As was widely reported yesterday, Piven has withdrawn from his role in the Broadway play "Speed-the-Plow" after discovering unusually high levels of mercury in his bloodstream. The diagnosis was made after he complained of fatigue, dizzy spells, and failing to remember his lines. According to his physician, Dr. Carlon Colker, Piven's mercury levels were roughly six times what the body can handle. His diet is blamed for the mercury poisioning. "He was eating sushi twice a day and taking some Chinese herbs," Dr. Colker told E! News. "I tested his heavy metals and his mercury was amazingly, shockingly high."

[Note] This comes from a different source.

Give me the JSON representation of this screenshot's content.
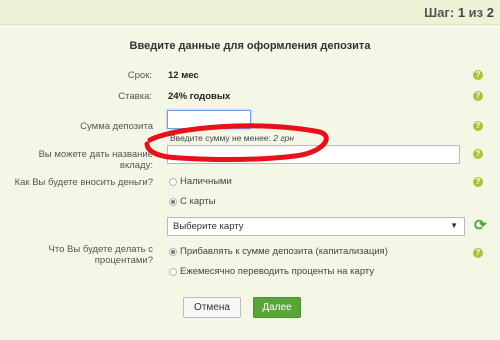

According to the Environmental Protection Agency (EPA), exposure to mercury "may result in severe damage to the nervous and reproductive systems and may ultimately be fatal. Common symptoms of mercury poisoning are poor coordination and altered sensory perception. Pregnant women and children are especially vulnerable to mercury exposure. The most common cause of mercury poisoning in the United States is the consumption of fish contaminated with methylmercury."
This is not to say that everyone agreees that mercury poisoning can be attributed to fish. The National Fisheries Institute (NFI), a fishing industry trade association, denies the link entirely. In a letter to the New York Times disputing a January 24, 2008 article on sushi and mercury, Mary Anne Hansan, Vice President, NFI, wrote, "You say that you don’t know whether it’s true that not a single American has ever been clinically found to have mercury toxicity from fish consumption. I’d say that before you run a front-page story on the topic, that ought to be one of the first facts you should nail down. It’s easily confirmed by federal agencies and major medical organizations and the answer is this: zero."

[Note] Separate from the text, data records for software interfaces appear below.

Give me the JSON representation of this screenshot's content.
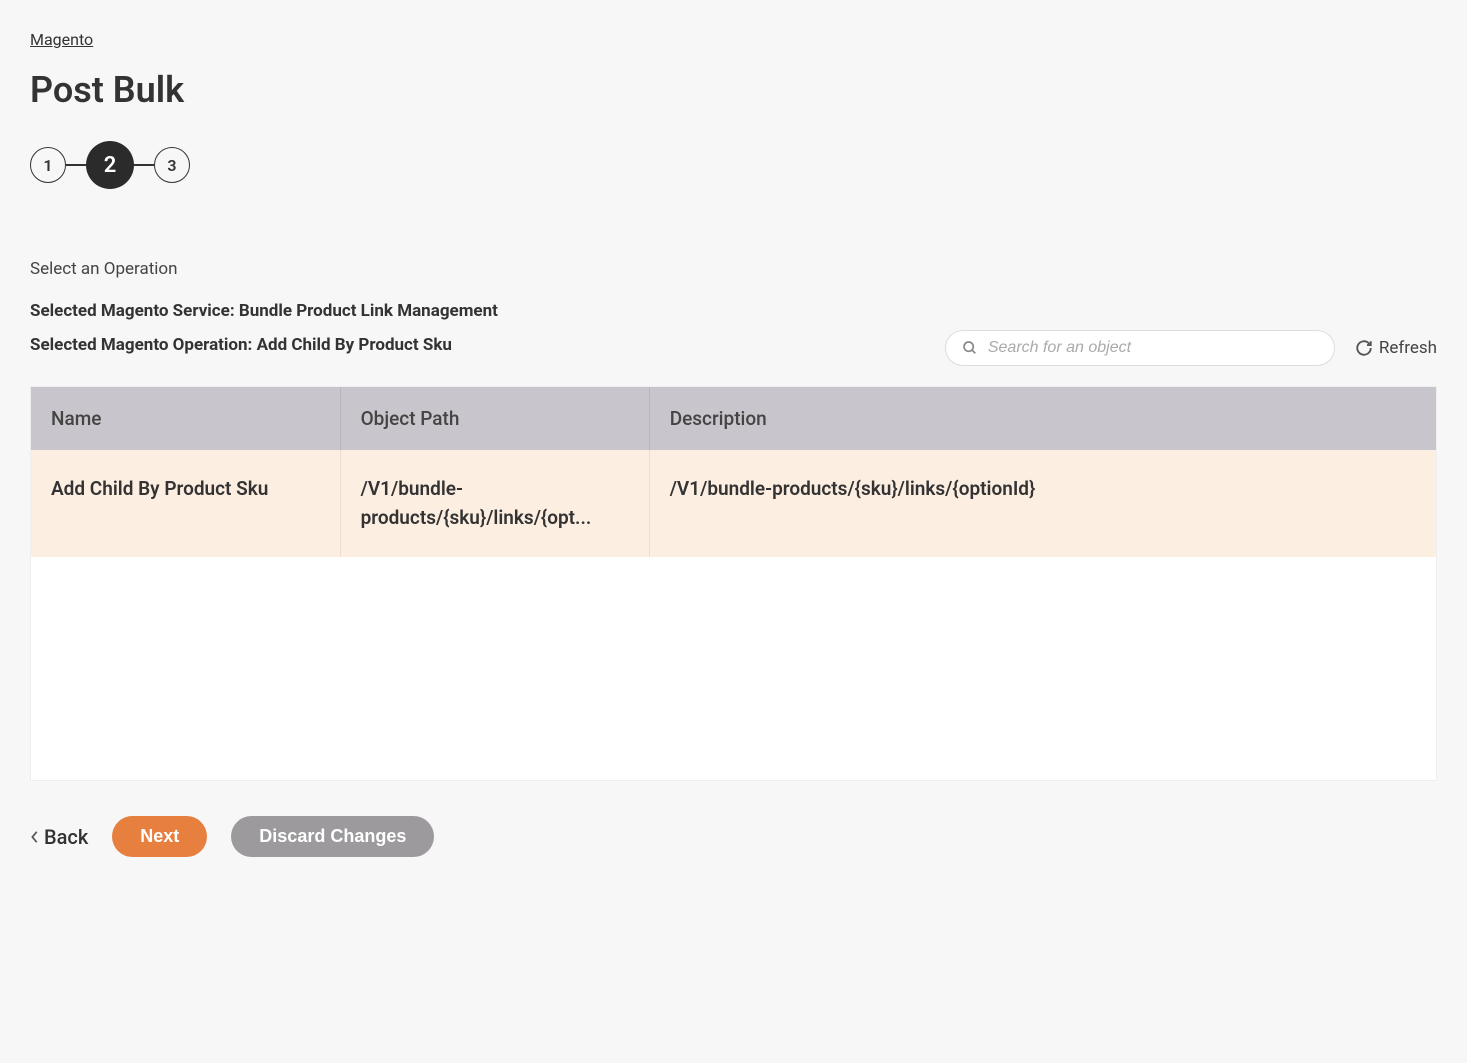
{
  "breadcrumb": "Magento",
  "page_title": "Post Bulk",
  "stepper": {
    "steps": [
      "1",
      "2",
      "3"
    ],
    "active_index": 1
  },
  "section_label": "Select an Operation",
  "selected_service_line": "Selected Magento Service: Bundle Product Link Management",
  "selected_operation_line": "Selected Magento Operation: Add Child By Product Sku",
  "search": {
    "placeholder": "Search for an object"
  },
  "refresh_label": "Refresh",
  "table": {
    "headers": {
      "name": "Name",
      "path": "Object Path",
      "desc": "Description"
    },
    "rows": [
      {
        "name": "Add Child By Product Sku",
        "path": "/V1/bundle-products/{sku}/links/{opt...",
        "desc": "/V1/bundle-products/{sku}/links/{optionId}"
      }
    ]
  },
  "footer": {
    "back": "Back",
    "next": "Next",
    "discard": "Discard Changes"
  }
}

The FDA and EPA advisory on fish consumption mainly targets women who may become pregnant, pregnant women, nursing mothers, and young children. It recommends limiting consumption to 12 ounces (2 average meals) a week of fish lower in mercury.
Let's say Piven had two six-ounce portions of tuna sushi five days per per week, he would have exceeded the FDA advisory in just one day. According to a the Natural Resources Defense Council's mercury calculator, the mercury intake for a 5' 10" (this is disputed, but we'll give him the benefit of the doubt) white male of average weight (170 pounds for a 43-year old this size) consuming 12 ounces of Bigeye and Yellowtail Tuna per day would average an intake of 1.69 micograms per day, more than 15 times the EPA recommendations.
Interestingly, Piven's bout with mercury poisoning has occurred just as the FDA indicates it may be reconsidering it's original advisory limiting seafood consumption. There's going to be a huge debate over any attempt to reverse current policy, and one wonders if such a public case might be influential.
What's next for Piven? Playwright David Mamet told Daily Variety, "My understanding is that he is leaving show business to pursue a career as a thermometer."